Which Brake Pads Do I Need for a Heavy-Duty Truck?

Lugnut4x4 carries both ceramic and semi-metallic brake pads for heavy-duty trucks because they are both good products and we want to provide a variety of parts for different needs; budgetary and otherwise. If you ask us “Which brake pad is best for my truck?” Our answer will always be ceramic. If you want to know, “Is there a good brake pad that’s less expensive?” Yes, the semi-metallic brake pads will get the job done. They are very good pads and less expensive than ceramic brake pads. On heavy-duty trucks, we do not recommend organic brake pads, at all.

What Else Should I Know About Truck Brakes and Axles?

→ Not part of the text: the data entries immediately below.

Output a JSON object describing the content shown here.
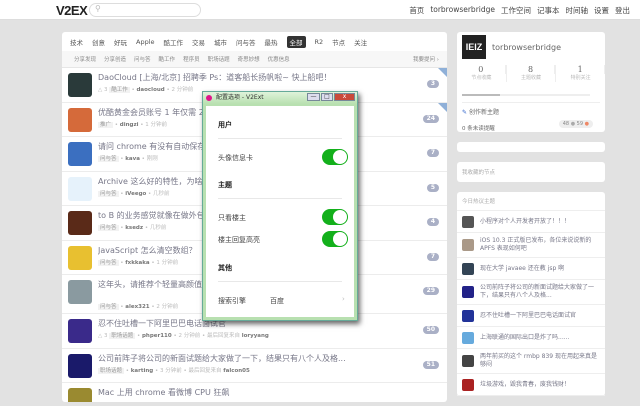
{
  "header": {
    "logo": "V2EX",
    "search_placeholder": "",
    "nav": [
      "首页",
      "torbrowserbridge",
      "工作空间",
      "记事本",
      "时间轴",
      "设置",
      "登出"
    ]
  },
  "tabs": [
    "技术",
    "创意",
    "好玩",
    "Apple",
    "酷工作",
    "交易",
    "城市",
    "问与答",
    "最热",
    "全部",
    "R2",
    "节点",
    "关注"
  ],
  "active_tab": "全部",
  "subtabs": [
    "分享发现",
    "分享创造",
    "问与答",
    "酷工作",
    "程序员",
    "职场话题",
    "奇思妙想",
    "优惠信息"
  ],
  "subtabs_more": "我要提问 ›",
  "topics": [
    {
      "title": "DaoCloud [上海/北京] 招聘季 Ps：道客船长扬帆啦~ 快上船吧！",
      "votes": "△ 3",
      "node": "酷工作",
      "user": "daocloud",
      "time": "2 分钟前",
      "last": "",
      "count": "3",
      "color": "#2a3a3a"
    },
    {
      "title": "优酷黄金会员账号 1 年仅需 2",
      "votes": "",
      "node": "推广",
      "user": "dingzi",
      "time": "1 分钟前",
      "last": "",
      "count": "24",
      "color": "#d56a3a"
    },
    {
      "title": "请问 chrome 有没有自动保存",
      "votes": "",
      "node": "问与答",
      "user": "kava",
      "time": "刚刚",
      "last": "",
      "count": "7",
      "color": "#3b6fc0"
    },
    {
      "title": "Archive 这么好的特性，为啥",
      "votes": "",
      "node": "问与答",
      "user": "iVeego",
      "time": "几秒前",
      "last": "",
      "count": "5",
      "color": "#e6f2fb"
    },
    {
      "title": "to B 的业务感觉就像在做外包",
      "votes": "",
      "node": "问与答",
      "user": "ksedz",
      "time": "几秒前",
      "last": "",
      "count": "4",
      "color": "#5a2a18"
    },
    {
      "title": "JavaScript 怎么清空数组？",
      "votes": "",
      "node": "问与答",
      "user": "fxkkaka",
      "time": "1 分钟前",
      "last": "",
      "count": "7",
      "color": "#e8c030"
    },
    {
      "title": "这年头，请推荐个轻量高颜值 get.adobe.com/cn/reader/) 109M 啊。。。",
      "votes": "",
      "node": "问与答",
      "user": "alex321",
      "time": "2 分钟前",
      "last": "",
      "count": "29",
      "color": "#8a9aa0",
      "tall": true
    },
    {
      "title": "忍不住吐槽一下阿里巴巴电话面试官",
      "votes": "△ 3",
      "node": "职场话题",
      "user": "phper110",
      "time": "2 分钟前",
      "last": "loryyang",
      "count": "50",
      "color": "#3a2a8a"
    },
    {
      "title": "公司前阵子将公司的新面试题给大家做了一下，结果只有八个人及格...",
      "votes": "",
      "node": "职场话题",
      "user": "karting",
      "time": "3 分钟前",
      "last": "falcon05",
      "count": "51",
      "color": "#1a1a6a"
    },
    {
      "title": "Mac 上用 chrome 看微博 CPU 狂飙",
      "votes": "",
      "node": "",
      "user": "",
      "time": "",
      "last": "",
      "count": "",
      "color": "#9a8a30"
    }
  ],
  "meta_labels": {
    "last_reply": "最后回复来自"
  },
  "profile": {
    "avatar_text": "IEIZ",
    "name": "torbrowserbridge",
    "stats": [
      {
        "n": "0",
        "l": "节点收藏"
      },
      {
        "n": "8",
        "l": "主题收藏"
      },
      {
        "n": "1",
        "l": "特别关注"
      }
    ],
    "progress": 0.3,
    "create": "创作新主题",
    "unread": "0 条未读提醒",
    "silver": "48",
    "bronze": "59"
  },
  "fav_nodes": "我收藏的节点",
  "hot": {
    "title": "今日热议主题",
    "items": [
      "小程序对个人开发者开放了！！！",
      "iOS 10.3 正式版已发布，各位来说说新的 APFS 表现如何吧",
      "现在大学 javaee 还在教 jsp 啊",
      "公司前阵子将公司的新面试题给大家做了一下，结果只有八个人及格...",
      "忍不住吐槽一下阿里巴巴电话面试官",
      "上海联通的国际出口是炸了吗......",
      "两年前买的这个 rmbp 839 现在用起来真是够闷",
      "垃圾游戏，毁我青春，废我钱财！"
    ],
    "colors": [
      "#555",
      "#a98",
      "#345",
      "#228",
      "#239",
      "#6ad",
      "#444",
      "#a22"
    ]
  },
  "dialog": {
    "title": "配置选项 - V2Ext",
    "min": "—",
    "max": "□",
    "close": "x",
    "sections": {
      "user": "用户",
      "topic": "主题",
      "other": "其他"
    },
    "options": {
      "avatar_card": "头像信息卡",
      "op_only": "只看楼主",
      "op_highlight": "楼主回复高亮",
      "search_engine": "搜索引擎",
      "search_engine_value": "百度"
    },
    "toggles": {
      "avatar_card": true,
      "op_only": true,
      "op_highlight": true
    }
  }
}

If you have any questions about our products please take a look at our Disc Brake Conversion Kit and Axle FAQ page. It’s broken out into categories to make it easier to navigate. You can also check out more of our blogs that focus on brakes and axles from a range of heavy-duty trucks from modern and classic Fords (F250s, F350s) to Chevy and Ram 2500, 3500, and more.

Where Can I Find Ceramic Brake Pads for My Truck?

While you’re checking out the brake pads for heavy-duty pickups, why don’t you check out our disc brake conversion kits for heavy-duty truck rear axles? We have 14-Bolt conversion kits for GM, Dana kits that cover a large variety of HD trucks from Ford and GM to Mopar and beyond, as well as Sterling 10.25 for Ford F250 and F350. All of these conversion kits come with either semi-metallic or ceramic brake pads and options to upgrade pads, calipers, rotors, and more, We even provide packages that come with emergency brake calipers and e-brake cables.